In an increasingly computerised and technological world, it is important for youngsters to connect with the world around them, and be immersed in their environment through play and exploration, come rain or shine.
Having been a primary school teacher for over 10 years, I have seen how modern life can take over; more and more children turn up to class with very little experience of the natural world. Their weekend news is often based around computer games or TV programmes, and much less around outdoor adventures and exploring with family and friends. Whatever the cause of this, I feel it is important to help children experience the sense of wonder that comes with observing nature around us – to be amazed by the changing seasons, or see how many living things are around us hiding in nooks and crannies.
When the opportunity arose for me to work with Teaching Trees I jumped at the chance. A way to bring the outdoors to children, and children to the outdoors.
Teaching Trees is the education ‘branch’ of the Royal Forestry Society. It offers free curriculum linked sessions to give primary school children the opportunity to learn about trees, woodlands and forestry in a fun and hands on way, and through their experiences, to gain an appreciation of a woodland’s value – for wildlife, for timber and for enjoyment.
Sessions are run in many parts of the UK, led by a team of experienced education officers. They take place in RFS member woodlands.
Bringing the curriculum outdoors
Teaching Trees officers liaise with teachers to offer sessions tailored to suit each class. This can be topic based, for example linked to houses and homes, or could be numeracy or literacy based, bringing to life the learning objectives from the classroom. Some sessions have involved working out how many logs you may get out of a tree, or how many trees to plant in an area, or working out how old trees are; all done through role play and pretending to be the forester.
Inspiring future generations
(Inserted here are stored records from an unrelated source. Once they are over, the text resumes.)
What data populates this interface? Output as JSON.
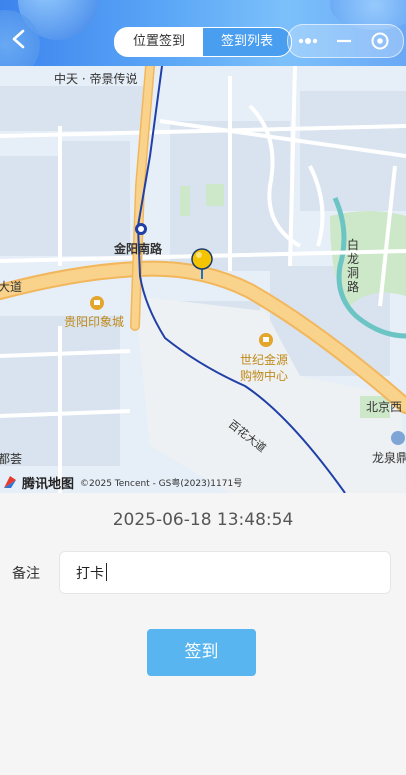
{
  "header": {
    "tabs": [
      {
        "label": "位置签到",
        "active": false
      },
      {
        "label": "签到列表",
        "active": true
      }
    ],
    "icons": {
      "back": "chevron-left-icon",
      "more": "more-dots-icon",
      "minimize": "minimize-icon",
      "close": "target-circle-icon"
    }
  },
  "map": {
    "labels": {
      "zhongtian": "中天 · 帝景传说",
      "station": "金阳南路",
      "yinxiang": "贵阳印象城",
      "shiji1": "世纪金源",
      "shiji2": "购物中心",
      "bailong": "白龙洞路",
      "dadao_left": "大道",
      "baihua": "百花大道",
      "beijing": "北京西",
      "longquan": "龙泉鼎",
      "dusui": "都荟"
    },
    "watermark": {
      "brand": "腾讯地图",
      "copyright": "©2025 Tencent - GS粤(2023)1171号"
    },
    "colors": {
      "road_major": "#f7c978",
      "metro": "#2040a8",
      "water": "#6cc5c4",
      "green": "#cde8c9",
      "pin": "#f5c400"
    }
  },
  "form": {
    "datetime": "2025-06-18 13:48:54",
    "note_label": "备注",
    "note_value": "打卡",
    "submit_label": "签到"
  },
  "colors": {
    "accent": "#4a9ef0",
    "button": "#58b5f0"
  }
}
As Teaching Trees officers, our job is to not only give children a sense of wonder through nature, and link sessions to the national curriculum, but also to inspire future foresters. People who will grow up to protect and manage our woodlands so their children and grandchildren can enjoy them for years to come. We want to plant that seed… get children interested…